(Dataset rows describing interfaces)
* * * *

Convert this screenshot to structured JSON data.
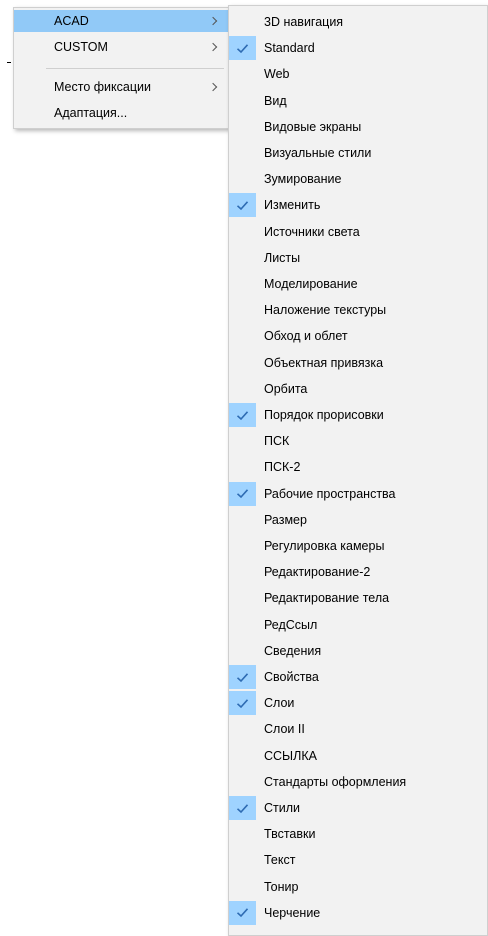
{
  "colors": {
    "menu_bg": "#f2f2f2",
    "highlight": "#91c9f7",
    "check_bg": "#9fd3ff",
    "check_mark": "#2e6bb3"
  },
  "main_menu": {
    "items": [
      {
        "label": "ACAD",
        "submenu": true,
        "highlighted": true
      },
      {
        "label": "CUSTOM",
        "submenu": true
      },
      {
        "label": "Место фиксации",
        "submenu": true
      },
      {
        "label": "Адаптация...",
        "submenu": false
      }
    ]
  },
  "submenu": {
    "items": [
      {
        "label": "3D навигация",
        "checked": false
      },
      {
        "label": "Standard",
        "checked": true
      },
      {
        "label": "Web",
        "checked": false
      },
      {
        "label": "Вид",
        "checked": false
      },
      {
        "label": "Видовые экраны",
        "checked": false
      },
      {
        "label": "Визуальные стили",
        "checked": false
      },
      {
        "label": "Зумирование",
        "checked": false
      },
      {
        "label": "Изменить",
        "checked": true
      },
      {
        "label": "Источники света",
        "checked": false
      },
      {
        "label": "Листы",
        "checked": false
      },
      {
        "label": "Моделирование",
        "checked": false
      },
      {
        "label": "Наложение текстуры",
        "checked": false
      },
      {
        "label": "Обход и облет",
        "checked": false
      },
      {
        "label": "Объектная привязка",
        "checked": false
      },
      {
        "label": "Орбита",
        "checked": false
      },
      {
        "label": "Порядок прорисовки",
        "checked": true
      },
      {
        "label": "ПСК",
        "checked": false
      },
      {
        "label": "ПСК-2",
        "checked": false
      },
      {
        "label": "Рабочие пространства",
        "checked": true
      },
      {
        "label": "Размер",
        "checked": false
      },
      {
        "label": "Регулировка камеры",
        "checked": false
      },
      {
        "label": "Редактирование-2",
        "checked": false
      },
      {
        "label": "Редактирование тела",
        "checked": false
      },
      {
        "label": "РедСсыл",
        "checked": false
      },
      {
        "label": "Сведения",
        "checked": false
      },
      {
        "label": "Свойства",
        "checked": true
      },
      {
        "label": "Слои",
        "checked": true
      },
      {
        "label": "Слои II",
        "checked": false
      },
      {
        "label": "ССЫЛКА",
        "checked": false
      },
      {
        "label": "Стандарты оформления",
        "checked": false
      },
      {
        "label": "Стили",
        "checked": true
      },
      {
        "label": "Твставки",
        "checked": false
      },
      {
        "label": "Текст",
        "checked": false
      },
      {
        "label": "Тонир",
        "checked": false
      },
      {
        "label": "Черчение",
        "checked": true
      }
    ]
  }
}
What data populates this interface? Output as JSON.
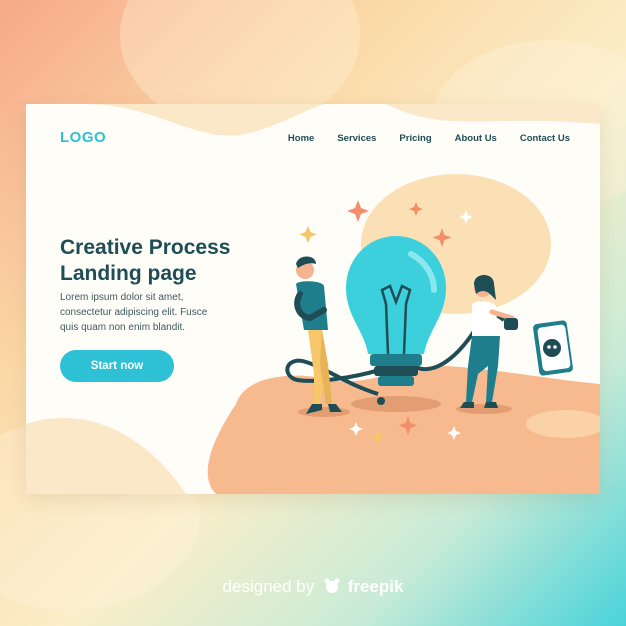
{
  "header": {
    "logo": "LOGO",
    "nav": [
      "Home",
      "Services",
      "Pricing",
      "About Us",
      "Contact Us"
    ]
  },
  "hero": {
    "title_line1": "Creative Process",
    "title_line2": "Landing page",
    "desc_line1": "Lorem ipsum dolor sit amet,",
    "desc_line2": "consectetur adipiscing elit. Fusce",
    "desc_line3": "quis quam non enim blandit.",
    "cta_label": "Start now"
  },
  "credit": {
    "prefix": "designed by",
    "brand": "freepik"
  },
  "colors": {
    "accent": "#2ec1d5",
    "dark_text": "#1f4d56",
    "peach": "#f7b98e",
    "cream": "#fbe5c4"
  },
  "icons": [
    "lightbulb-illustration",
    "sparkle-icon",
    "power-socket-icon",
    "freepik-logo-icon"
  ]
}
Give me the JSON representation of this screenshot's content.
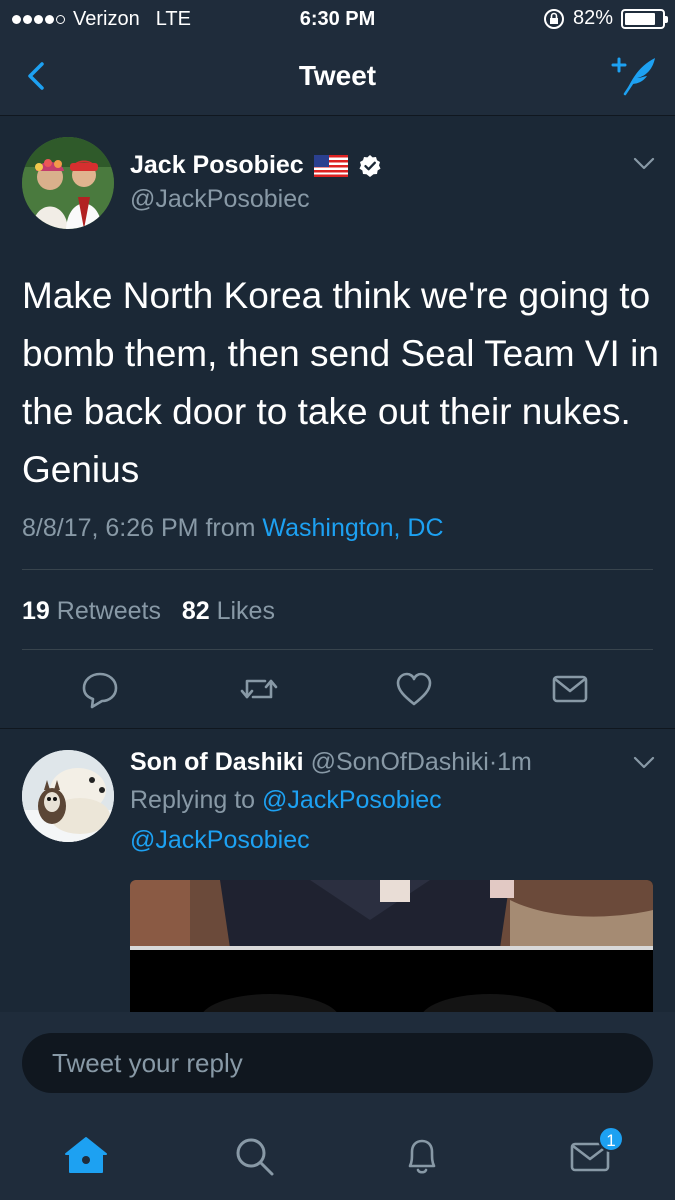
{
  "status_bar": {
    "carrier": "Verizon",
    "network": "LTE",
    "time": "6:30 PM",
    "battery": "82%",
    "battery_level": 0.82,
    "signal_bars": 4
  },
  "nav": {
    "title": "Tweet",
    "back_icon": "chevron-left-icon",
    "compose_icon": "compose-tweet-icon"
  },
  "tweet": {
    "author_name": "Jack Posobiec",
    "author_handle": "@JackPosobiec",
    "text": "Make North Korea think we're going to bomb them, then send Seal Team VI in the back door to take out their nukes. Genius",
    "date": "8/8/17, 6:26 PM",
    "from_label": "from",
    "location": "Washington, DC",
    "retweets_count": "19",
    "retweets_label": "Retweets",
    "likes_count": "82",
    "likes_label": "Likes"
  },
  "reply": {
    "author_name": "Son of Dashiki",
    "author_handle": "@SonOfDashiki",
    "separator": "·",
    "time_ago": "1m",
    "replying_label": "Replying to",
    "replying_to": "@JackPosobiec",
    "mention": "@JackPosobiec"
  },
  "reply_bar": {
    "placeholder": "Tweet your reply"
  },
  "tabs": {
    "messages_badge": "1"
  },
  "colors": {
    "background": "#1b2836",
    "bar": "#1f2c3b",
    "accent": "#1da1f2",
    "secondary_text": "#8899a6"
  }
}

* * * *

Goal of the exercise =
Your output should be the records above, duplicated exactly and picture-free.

Completed task =
Convert this screenshot to structured JSON data.
{
  "colors": {
    "menu_bg": "#f2f2f2",
    "highlight": "#91c9f7",
    "check_bg": "#9fd3ff",
    "check_mark": "#2e6bb3"
  },
  "main_menu": {
    "items": [
      {
        "label": "ACAD",
        "submenu": true,
        "highlighted": true
      },
      {
        "label": "CUSTOM",
        "submenu": true
      },
      {
        "label": "Место фиксации",
        "submenu": true
      },
      {
        "label": "Адаптация...",
        "submenu": false
      }
    ]
  },
  "submenu": {
    "items": [
      {
        "label": "3D навигация",
        "checked": false
      },
      {
        "label": "Standard",
        "checked": true
      },
      {
        "label": "Web",
        "checked": false
      },
      {
        "label": "Вид",
        "checked": false
      },
      {
        "label": "Видовые экраны",
        "checked": false
      },
      {
        "label": "Визуальные стили",
        "checked": false
      },
      {
        "label": "Зумирование",
        "checked": false
      },
      {
        "label": "Изменить",
        "checked": true
      },
      {
        "label": "Источники света",
        "checked": false
      },
      {
        "label": "Листы",
        "checked": false
      },
      {
        "label": "Моделирование",
        "checked": false
      },
      {
        "label": "Наложение текстуры",
        "checked": false
      },
      {
        "label": "Обход и облет",
        "checked": false
      },
      {
        "label": "Объектная привязка",
        "checked": false
      },
      {
        "label": "Орбита",
        "checked": false
      },
      {
        "label": "Порядок прорисовки",
        "checked": true
      },
      {
        "label": "ПСК",
        "checked": false
      },
      {
        "label": "ПСК-2",
        "checked": false
      },
      {
        "label": "Рабочие пространства",
        "checked": true
      },
      {
        "label": "Размер",
        "checked": false
      },
      {
        "label": "Регулировка камеры",
        "checked": false
      },
      {
        "label": "Редактирование-2",
        "checked": false
      },
      {
        "label": "Редактирование тела",
        "checked": false
      },
      {
        "label": "РедСсыл",
        "checked": false
      },
      {
        "label": "Сведения",
        "checked": false
      },
      {
        "label": "Свойства",
        "checked": true
      },
      {
        "label": "Слои",
        "checked": true
      },
      {
        "label": "Слои II",
        "checked": false
      },
      {
        "label": "ССЫЛКА",
        "checked": false
      },
      {
        "label": "Стандарты оформления",
        "checked": false
      },
      {
        "label": "Стили",
        "checked": true
      },
      {
        "label": "Твставки",
        "checked": false
      },
      {
        "label": "Текст",
        "checked": false
      },
      {
        "label": "Тонир",
        "checked": false
      },
      {
        "label": "Черчение",
        "checked": true
      }
    ]
  }
}
What data populates this interface? Output as JSON.
{
  "header": {
    "logo": "LOGO",
    "nav": [
      "Home",
      "Services",
      "Pricing",
      "About Us",
      "Contact Us"
    ]
  },
  "hero": {
    "title_line1": "Creative Process",
    "title_line2": "Landing page",
    "desc_line1": "Lorem ipsum dolor sit amet,",
    "desc_line2": "consectetur adipiscing elit. Fusce",
    "desc_line3": "quis quam non enim blandit.",
    "cta_label": "Start now"
  },
  "credit": {
    "prefix": "designed by",
    "brand": "freepik"
  },
  "colors": {
    "accent": "#2ec1d5",
    "dark_text": "#1f4d56",
    "peach": "#f7b98e",
    "cream": "#fbe5c4"
  },
  "icons": [
    "lightbulb-illustration",
    "sparkle-icon",
    "power-socket-icon",
    "freepik-logo-icon"
  ]
}
Give me the JSON representation of this screenshot's content.
{
  "status_bar": {
    "carrier": "Verizon",
    "network": "LTE",
    "time": "6:30 PM",
    "battery": "82%",
    "battery_level": 0.82,
    "signal_bars": 4
  },
  "nav": {
    "title": "Tweet",
    "back_icon": "chevron-left-icon",
    "compose_icon": "compose-tweet-icon"
  },
  "tweet": {
    "author_name": "Jack Posobiec",
    "author_handle": "@JackPosobiec",
    "text": "Make North Korea think we're going to bomb them, then send Seal Team VI in the back door to take out their nukes. Genius",
    "date": "8/8/17, 6:26 PM",
    "from_label": "from",
    "location": "Washington, DC",
    "retweets_count": "19",
    "retweets_label": "Retweets",
    "likes_count": "82",
    "likes_label": "Likes"
  },
  "reply": {
    "author_name": "Son of Dashiki",
    "author_handle": "@SonOfDashiki",
    "separator": "·",
    "time_ago": "1m",
    "replying_label": "Replying to",
    "replying_to": "@JackPosobiec",
    "mention": "@JackPosobiec"
  },
  "reply_bar": {
    "placeholder": "Tweet your reply"
  },
  "tabs": {
    "messages_badge": "1"
  },
  "colors": {
    "background": "#1b2836",
    "bar": "#1f2c3b",
    "accent": "#1da1f2",
    "secondary_text": "#8899a6"
  }
}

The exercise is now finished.